LOS ANGELES — African-Americans’ participation in colorectal cancer screening is low, and the use of colonoscopy infrequent despite similar access to care in a specific Veterans Affairs healthcare system, according to a new study. The report, which appeared in GIE:… Read More
SAN FRANCISCO — How long does it take for the benefit of screening flexible sigmoidoscopy to accrue for colorectal cancer? A new study suggests it is most appropriate for older adults with a life expectancy greater than about 10 years.… Read More
ANN ARBOR, MI — Rather than gambling on their health, veterans at the Philadelphia VA Healthcare System entered a lottery by agreeing to undergo colon cancer screening. Told they had a 1-in-10 chance of winning $50, patients were more likely… Read More
COLUMBIA, MO – Often spurred by advertising touting the benefits of testosterone supplementation for “low T,” veterans treated by the VA increasingly are requesting the replacement therapy.
CHAPEL HILL, NC – Physicians commonly recommend statins for veterans with high triglyceride levels.
JOHNSON CITY, TN – Consistent with past European studies, new research from the Mountain Home VAMC suggests that transgender (TG) veterans have no higher rates of breast cancer than others. The study, published recently in the journal Breast Cancer Research… Read More

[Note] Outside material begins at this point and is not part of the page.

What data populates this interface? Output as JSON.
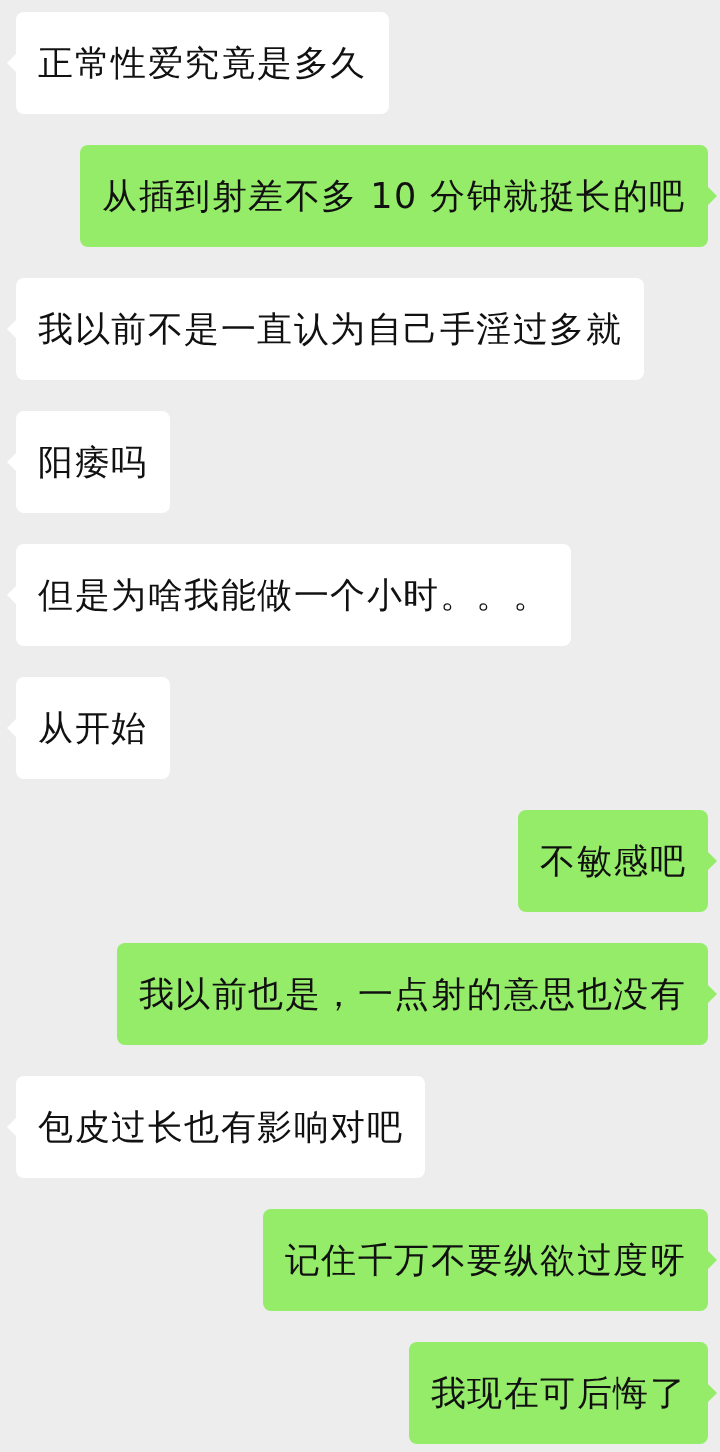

SAN DIEGO – African-American women present with more aggressive breast tumors and at later stages than white women. Many factors have been proposed to explain these findings, including socioeconomic status, cultural beliefs and access to medical care. A new military… Read More
NASHVILLE – Many more breast cancer patients now opt for mastectomy, including removal of both breasts, instead of choosing breast conservation surgery (BCS), even with early-stage disease confined to one breast, according to a new study. The rates of increase… Read More